High-minded reforms inevitably contributed to the 1928 plan — never, by the way, adopted into law — which zoned districts for different uses. Although a relatively open city, Austin was nonetheless part of the Jim Crow South, so any grand plan would have to set aside, for the first time, a separate district — and usually unequal amenities — for African-Americans. East Austin, for instance, was among the last parts of town where streets were left unpaved.
“We were going through efforts to modernize the city,” Byrd says. “How do we do that? The city’s central core was first to get the good things, because of commerce. Then East Austin doesn’t become a priority. Keep it out of sight, out of mind; we can build the other parts of the city.”
But then as now, people didn’t like to leave behind the social comforts of their existing communities. So city leaders used carrots — improved attractions in East Austin, including soaring new churches — and sticks, such as the refusal to hook up the other black communities to public utilities. Restrictive property covenants and redlining did the rest until the late 1960s.
Departure came early
People tend to believe that disruptions to East Austin’s communities of color are a recent phenomenon. They think of gentrification as primarily one group of people doing something to another group.
But the passing of the old Negro District had already begun by the late 1960s.
“The turning point came in 1968,” Byrd says, referring to fair housing enforcement. “People might not have realized that when the upper class left, that began the destabilization. In the 1980s, when the middle class left, was when it really happened.”
Many African-American families also left East Austin in the 1970s when their children were assigned to faraway schools as part of a decades-long desegregation process.
And yet Byrd and others seek ways to keep old community ties alive to prevent the erasure of a cultural heritage that goes back to well before the 1928 plan and that included eastside freedmen’s communities such as Gregorytown, Masonville, Robertson Hill and Pleasant Hill.
“You look at all the things that sustain a community,” she says. “Then they are taken away, and what happens after that? People look at gentrification as a single event. But you have to look at how a community stabilizes itself.”
Time to respect what came before
Byrd’s experience in Philadelphia informed her wish to preserve what is left of East Austin’s traditional black culture. There, people still use and live in buildings that date back to the 1600s.
“It becomes more and more significant as each generation uses it,” she says. “The continuity of human experience that is set in the built environment.”
Locally, she was delighted to hear that an angel buyer had purchased the Willie Wells home in South Austin to save it from the bulldozer. She hopes, too, that developers of the Plaza Saltillo project will acknowledge that the land was once home to Masonville, a thriving freedmen’s community, and not just with a historical marker.
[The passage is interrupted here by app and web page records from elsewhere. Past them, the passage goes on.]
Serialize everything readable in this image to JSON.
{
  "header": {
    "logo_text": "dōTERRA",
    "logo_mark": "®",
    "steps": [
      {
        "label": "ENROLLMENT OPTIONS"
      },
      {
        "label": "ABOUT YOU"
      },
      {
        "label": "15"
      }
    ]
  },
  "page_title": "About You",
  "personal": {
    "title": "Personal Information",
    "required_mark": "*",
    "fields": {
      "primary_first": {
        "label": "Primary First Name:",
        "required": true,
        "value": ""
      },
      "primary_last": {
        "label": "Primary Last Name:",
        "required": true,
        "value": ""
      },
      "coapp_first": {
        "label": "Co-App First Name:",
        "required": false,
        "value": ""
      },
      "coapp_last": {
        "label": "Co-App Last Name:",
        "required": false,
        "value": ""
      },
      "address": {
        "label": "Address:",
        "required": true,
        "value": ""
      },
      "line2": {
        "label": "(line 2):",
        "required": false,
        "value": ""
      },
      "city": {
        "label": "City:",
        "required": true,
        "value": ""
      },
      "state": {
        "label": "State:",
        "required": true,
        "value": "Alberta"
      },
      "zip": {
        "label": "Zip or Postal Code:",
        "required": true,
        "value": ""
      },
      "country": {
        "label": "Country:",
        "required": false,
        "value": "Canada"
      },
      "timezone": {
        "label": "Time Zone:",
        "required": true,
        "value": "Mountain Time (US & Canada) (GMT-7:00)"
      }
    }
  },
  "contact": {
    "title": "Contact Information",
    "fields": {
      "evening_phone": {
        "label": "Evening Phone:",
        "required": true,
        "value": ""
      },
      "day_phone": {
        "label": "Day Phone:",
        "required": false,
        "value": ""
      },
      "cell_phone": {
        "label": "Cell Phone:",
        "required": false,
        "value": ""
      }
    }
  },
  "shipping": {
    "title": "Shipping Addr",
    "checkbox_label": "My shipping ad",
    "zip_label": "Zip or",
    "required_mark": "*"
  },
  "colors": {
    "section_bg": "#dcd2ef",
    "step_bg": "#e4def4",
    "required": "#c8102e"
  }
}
“There are a lot of ways to acknowledge that a space was a space,” Byrd says. “On a smaller scale, we’ve talked to builders and developers, tying something to place that gives it more credibility and more longevity. It’s a great challenge to go beyond the sign, but instead how the history influences what it looks like and who uses it.”
Her last message is a gentle but firm admonition to those pouring into an altered East Austin, migrants motivated by changing markets and attitudes, as well as by a revived downtown.
“You can’t continually replay the role of Christopher Columbus,” Byrd says. “There were people here, there was a society, a culture here that you are adding to, not taking away from.”